Yet the interviews featured in the film point out this damaging double standard, a double standard that one of the greatest proponents of democracy and peace of our generation has had to endure. While male human rights activists have had to leave their families in the past, no one accuses them of child abandonment (Nelson Mandela was in prison for 27 years, but no one ever mentions his children). One of Aung San Suu Kyi's friend's from Oxford pointed out, that even the Buddha left his family in to go into the forest and meditate for a while, and yet a woman of self-sacrifice who gave everything for the family that was her country of Burma, still can't be free from the lazy and illogical and damaging double standards that still rule our society.It was the necessity of exposing the information about Aung San Suu Kyi leaving her children in England to serve Burma that was Bonne’s greatest concern about producing this film; “I was afraid of destroying her cause. It was a balancing act to make her story and also be respectful because I was afraid that the general [leader of Burma] and others would see the film and think she’s a bad mother and end up damaging her cause.” However, Bonne continued to make the film, believing it was essential to uncover the story behind the icon, to realize what had nurtured such a strong and effective supporter of democracy and civil rights.
The documentary then walks a delicate line in respectfully baring Aung San Suu Kyi’s unique past, highlighting her political achievements, while also demonstrating Aung San Suu Kyi’s own humanity. In that light, the film focuses more on her personal relationships and features interviews from several of her close friends and family. Interviews that reveal just how much Aung San Suu Kyi sacrificed for the people of Burma after the Burmese government refused to allow Aris to visit his wife, even as he was dying of prostate cancer. Michael died in 1999 in England, unable to say goodbye to his beloved wife.
Despite the tragic circumstances surrounding Aris’s death and the Burmese governments unwillingness to allow him into the country, Bonne believes that Michael’s death served to increase Aung San Suu Kyi’s popularity and power among the Burmese people. When it became known that she had given up everything for them, she became even more beloved and her supporters ever more loyal.
While great attention should obviously be paid to Aung San Suu Kyi’s incredible political triumphs, when asked about what she wanted audiences to take away from the film, Bonne explained that she hopes people see, “That there’s always a story behind the person and then realize what price they had to pay to become that person and who they are.” A tie-in to a beautiful line in the film where Aung San Suu Kyi says, “Nothing is free: if you want something of value you must make payments accordingly.” According to Bonne, Aung San Suu Kyi, “paid a big price.”
The extended version of the film (which I was able to view on Monday night) actually starts at the end of her house arrest, the first few minutes of the film showing footage of Aung San Suu Kyi after her 2010 release.
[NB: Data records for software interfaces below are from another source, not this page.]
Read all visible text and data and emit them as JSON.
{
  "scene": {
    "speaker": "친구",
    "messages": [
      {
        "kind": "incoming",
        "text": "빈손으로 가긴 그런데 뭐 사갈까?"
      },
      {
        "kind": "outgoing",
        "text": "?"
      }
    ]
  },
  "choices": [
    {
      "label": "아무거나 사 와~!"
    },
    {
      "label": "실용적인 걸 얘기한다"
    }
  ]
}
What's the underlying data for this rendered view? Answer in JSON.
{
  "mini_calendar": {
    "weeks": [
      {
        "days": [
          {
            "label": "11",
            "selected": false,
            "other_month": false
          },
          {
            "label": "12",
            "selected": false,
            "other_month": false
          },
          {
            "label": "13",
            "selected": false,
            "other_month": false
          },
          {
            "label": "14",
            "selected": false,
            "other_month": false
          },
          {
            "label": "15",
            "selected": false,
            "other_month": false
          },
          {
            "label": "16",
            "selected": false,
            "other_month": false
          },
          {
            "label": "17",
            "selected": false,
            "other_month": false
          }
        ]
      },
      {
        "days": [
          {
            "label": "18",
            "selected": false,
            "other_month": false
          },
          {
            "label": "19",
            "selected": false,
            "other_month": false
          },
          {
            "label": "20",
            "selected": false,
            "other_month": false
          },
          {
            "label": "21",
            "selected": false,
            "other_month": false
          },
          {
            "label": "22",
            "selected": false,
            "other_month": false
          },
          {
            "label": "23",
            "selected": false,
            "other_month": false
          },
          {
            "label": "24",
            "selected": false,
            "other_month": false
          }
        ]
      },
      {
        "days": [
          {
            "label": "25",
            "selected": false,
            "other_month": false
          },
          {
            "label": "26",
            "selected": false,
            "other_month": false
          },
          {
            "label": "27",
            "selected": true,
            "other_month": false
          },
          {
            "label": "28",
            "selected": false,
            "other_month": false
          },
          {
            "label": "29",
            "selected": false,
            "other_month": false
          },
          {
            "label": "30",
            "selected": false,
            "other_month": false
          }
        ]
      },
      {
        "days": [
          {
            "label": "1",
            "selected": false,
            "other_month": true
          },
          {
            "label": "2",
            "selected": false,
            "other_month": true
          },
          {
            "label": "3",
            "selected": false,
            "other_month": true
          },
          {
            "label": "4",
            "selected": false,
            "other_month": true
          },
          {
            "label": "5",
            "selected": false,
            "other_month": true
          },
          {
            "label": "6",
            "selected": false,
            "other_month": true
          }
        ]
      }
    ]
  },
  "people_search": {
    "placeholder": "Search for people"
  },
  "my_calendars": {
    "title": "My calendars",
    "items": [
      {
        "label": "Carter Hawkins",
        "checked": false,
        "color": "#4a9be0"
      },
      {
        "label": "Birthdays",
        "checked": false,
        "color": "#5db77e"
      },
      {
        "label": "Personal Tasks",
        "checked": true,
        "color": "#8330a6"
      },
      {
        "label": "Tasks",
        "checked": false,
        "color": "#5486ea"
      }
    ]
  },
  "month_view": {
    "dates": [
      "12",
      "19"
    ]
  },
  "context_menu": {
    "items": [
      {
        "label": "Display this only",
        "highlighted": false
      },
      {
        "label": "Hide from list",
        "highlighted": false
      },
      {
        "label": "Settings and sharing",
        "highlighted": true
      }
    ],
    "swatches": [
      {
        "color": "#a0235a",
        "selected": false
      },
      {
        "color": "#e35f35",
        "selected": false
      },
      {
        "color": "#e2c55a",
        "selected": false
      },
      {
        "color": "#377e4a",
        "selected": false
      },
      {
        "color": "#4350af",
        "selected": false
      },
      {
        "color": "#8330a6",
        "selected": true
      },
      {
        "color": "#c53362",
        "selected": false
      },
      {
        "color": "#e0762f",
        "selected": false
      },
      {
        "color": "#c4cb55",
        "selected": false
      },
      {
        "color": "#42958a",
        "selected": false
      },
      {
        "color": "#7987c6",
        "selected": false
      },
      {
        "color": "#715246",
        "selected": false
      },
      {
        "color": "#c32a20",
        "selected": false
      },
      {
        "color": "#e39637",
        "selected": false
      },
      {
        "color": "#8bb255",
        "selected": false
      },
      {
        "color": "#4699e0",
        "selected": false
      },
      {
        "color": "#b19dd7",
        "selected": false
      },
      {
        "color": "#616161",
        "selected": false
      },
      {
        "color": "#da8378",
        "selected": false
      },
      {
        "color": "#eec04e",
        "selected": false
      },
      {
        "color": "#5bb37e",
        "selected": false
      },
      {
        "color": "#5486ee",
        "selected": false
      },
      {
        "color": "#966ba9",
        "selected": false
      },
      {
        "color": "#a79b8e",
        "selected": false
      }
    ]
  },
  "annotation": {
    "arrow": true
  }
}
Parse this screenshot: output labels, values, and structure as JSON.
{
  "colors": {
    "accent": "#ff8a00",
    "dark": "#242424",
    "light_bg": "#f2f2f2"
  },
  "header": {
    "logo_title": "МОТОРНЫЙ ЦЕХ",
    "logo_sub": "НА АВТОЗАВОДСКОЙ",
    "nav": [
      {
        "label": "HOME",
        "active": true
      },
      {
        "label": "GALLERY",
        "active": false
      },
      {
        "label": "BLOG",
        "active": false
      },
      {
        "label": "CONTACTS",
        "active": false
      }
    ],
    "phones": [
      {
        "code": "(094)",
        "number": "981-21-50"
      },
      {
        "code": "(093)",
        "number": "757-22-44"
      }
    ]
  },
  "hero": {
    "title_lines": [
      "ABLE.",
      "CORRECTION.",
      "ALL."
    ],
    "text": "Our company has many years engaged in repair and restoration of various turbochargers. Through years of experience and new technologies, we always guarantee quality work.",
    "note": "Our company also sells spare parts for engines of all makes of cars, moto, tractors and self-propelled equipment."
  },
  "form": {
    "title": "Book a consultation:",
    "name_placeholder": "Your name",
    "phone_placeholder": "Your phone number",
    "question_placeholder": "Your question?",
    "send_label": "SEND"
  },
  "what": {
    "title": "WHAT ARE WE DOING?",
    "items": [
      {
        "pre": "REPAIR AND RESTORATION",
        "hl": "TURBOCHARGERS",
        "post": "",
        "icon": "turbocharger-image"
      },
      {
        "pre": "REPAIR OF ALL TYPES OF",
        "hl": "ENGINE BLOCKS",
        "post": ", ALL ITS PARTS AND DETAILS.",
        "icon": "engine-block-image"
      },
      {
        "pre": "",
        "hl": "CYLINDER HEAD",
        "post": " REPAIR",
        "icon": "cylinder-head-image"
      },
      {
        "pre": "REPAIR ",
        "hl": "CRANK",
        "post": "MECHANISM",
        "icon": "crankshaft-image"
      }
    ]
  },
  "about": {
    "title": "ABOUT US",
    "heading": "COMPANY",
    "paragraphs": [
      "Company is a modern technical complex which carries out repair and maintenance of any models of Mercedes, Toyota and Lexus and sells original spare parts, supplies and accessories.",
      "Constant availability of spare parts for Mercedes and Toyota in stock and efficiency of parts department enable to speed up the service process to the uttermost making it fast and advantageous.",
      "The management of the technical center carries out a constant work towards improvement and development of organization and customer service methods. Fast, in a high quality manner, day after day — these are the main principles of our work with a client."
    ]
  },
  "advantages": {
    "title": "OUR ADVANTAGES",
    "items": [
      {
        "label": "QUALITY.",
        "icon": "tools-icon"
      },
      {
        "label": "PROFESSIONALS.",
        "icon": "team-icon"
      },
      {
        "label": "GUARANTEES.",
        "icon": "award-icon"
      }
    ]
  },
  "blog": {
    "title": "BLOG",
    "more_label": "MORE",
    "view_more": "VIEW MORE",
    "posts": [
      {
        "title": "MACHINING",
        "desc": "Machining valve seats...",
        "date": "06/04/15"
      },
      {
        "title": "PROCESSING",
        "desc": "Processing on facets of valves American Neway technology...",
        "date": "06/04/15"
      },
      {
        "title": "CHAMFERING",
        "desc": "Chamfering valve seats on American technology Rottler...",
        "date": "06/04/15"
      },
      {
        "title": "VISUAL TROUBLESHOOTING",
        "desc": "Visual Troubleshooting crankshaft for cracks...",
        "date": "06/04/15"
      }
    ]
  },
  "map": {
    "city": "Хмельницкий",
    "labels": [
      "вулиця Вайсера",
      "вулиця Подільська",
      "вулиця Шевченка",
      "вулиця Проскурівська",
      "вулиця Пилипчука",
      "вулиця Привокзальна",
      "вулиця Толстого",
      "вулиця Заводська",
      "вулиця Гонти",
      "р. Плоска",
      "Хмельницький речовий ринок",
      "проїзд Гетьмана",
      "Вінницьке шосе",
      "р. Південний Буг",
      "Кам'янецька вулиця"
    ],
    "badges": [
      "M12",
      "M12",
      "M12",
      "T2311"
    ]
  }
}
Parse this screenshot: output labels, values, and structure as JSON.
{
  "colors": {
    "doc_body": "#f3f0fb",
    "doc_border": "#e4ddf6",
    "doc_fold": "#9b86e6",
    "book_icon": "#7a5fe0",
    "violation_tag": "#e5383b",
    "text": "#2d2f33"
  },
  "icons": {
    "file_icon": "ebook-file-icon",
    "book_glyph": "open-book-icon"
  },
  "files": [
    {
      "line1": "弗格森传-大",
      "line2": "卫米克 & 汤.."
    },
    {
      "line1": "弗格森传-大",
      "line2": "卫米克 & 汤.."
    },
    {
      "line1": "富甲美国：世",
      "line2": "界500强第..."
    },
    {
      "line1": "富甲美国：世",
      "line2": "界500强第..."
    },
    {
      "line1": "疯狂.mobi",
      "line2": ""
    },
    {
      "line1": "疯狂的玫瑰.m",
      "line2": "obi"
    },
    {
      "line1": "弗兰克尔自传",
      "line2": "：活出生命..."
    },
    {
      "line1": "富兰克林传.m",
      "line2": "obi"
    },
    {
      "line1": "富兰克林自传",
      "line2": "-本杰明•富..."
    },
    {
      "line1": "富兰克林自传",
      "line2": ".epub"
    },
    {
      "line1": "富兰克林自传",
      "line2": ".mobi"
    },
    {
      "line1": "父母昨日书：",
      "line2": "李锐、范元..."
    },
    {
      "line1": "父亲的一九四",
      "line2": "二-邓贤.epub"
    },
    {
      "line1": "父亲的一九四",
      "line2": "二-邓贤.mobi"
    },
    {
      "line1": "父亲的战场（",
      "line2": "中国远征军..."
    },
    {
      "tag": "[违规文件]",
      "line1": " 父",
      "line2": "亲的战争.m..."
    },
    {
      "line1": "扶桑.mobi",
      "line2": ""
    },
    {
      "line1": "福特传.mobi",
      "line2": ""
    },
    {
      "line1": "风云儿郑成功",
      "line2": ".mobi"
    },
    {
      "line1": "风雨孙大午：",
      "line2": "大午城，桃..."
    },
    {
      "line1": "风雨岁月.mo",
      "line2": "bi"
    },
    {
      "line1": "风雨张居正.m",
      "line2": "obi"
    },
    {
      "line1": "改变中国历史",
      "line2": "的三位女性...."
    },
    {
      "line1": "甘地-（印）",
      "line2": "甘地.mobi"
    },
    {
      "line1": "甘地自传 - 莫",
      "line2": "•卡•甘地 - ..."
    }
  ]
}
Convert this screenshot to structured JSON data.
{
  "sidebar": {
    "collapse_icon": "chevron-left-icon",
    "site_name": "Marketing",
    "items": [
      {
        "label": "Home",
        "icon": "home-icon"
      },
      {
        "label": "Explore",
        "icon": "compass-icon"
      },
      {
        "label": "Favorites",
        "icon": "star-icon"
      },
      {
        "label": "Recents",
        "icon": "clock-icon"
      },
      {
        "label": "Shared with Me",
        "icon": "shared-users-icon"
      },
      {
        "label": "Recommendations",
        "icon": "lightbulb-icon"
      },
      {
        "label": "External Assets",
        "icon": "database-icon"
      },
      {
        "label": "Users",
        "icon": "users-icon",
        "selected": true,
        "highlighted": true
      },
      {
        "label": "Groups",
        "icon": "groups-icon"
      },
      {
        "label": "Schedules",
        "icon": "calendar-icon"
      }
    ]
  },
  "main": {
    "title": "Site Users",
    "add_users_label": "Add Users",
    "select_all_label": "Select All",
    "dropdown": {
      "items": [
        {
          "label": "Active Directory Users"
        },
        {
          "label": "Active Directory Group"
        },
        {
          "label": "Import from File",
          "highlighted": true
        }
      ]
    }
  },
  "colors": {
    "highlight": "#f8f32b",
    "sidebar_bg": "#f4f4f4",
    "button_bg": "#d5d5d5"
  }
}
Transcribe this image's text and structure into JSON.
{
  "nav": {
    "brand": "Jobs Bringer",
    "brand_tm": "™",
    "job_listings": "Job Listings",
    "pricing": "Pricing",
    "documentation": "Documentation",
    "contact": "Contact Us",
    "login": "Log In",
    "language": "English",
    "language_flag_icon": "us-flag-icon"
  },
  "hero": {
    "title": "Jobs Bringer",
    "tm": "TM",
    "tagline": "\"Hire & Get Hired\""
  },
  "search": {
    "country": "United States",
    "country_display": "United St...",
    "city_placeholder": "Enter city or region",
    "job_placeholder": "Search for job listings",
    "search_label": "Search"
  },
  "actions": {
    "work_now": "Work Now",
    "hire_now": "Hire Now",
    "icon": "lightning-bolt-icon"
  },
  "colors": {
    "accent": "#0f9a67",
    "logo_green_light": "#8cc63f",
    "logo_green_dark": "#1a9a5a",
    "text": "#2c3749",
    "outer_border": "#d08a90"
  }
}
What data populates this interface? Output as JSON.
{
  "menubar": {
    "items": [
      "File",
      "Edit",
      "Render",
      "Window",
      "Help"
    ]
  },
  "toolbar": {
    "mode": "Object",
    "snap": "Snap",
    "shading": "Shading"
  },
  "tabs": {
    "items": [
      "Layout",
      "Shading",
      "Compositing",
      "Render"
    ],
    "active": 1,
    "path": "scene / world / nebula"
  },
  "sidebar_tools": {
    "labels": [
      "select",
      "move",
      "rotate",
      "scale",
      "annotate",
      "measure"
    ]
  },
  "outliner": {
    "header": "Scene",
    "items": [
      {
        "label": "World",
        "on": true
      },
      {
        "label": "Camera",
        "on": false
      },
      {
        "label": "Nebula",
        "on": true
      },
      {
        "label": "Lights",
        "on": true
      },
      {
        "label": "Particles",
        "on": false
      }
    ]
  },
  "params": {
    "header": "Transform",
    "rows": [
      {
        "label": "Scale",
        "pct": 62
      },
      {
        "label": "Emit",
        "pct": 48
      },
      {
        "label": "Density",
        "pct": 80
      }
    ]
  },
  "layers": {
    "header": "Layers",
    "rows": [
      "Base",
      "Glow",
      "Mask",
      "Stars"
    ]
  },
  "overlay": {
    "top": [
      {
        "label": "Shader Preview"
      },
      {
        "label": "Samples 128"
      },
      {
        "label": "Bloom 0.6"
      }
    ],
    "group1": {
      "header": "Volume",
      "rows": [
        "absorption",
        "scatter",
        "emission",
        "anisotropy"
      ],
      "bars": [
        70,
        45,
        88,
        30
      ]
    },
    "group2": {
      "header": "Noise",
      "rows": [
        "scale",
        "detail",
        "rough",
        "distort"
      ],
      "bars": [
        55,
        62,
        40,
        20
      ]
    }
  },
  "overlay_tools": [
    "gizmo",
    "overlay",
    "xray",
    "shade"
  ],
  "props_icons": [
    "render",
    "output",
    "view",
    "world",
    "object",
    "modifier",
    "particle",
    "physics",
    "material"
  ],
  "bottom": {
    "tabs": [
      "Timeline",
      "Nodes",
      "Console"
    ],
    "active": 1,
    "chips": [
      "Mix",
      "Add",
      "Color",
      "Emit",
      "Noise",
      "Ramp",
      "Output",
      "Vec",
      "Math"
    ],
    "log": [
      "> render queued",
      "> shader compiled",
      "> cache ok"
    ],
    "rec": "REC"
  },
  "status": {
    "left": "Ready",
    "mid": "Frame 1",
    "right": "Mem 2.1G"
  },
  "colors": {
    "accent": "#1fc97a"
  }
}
This is unique for many reasons: the documentary was originally released a mere two days before Kyi’s 2010 release. Bonne is humble about this astounding coincidence however, acknowledging that the film certainly, “brought people’s eyes to her.” Obviously the film created a fair amount of exposure about Aung San Suu Kyi’s situation and must have helped to place pressure on the Burmese government. In 2011 the film was selected for the exclusive Berlin ‘Cinema for Peace’ Festival, after which a journalist was finally allowed into Burma to photograph Aung San Suu Kyi.
Bonne’s film exposes Aung San Suu Kyi’s humanity and in so doing has shown the strength and desire for freedom that is possible in leaders and which is fundamentally necessary for the development of human rights in the future. As Aung San Suu Kyi has said, “we must nurture mental strength and support each other,” because it is then that we experience true freedom: “freedom from fear.”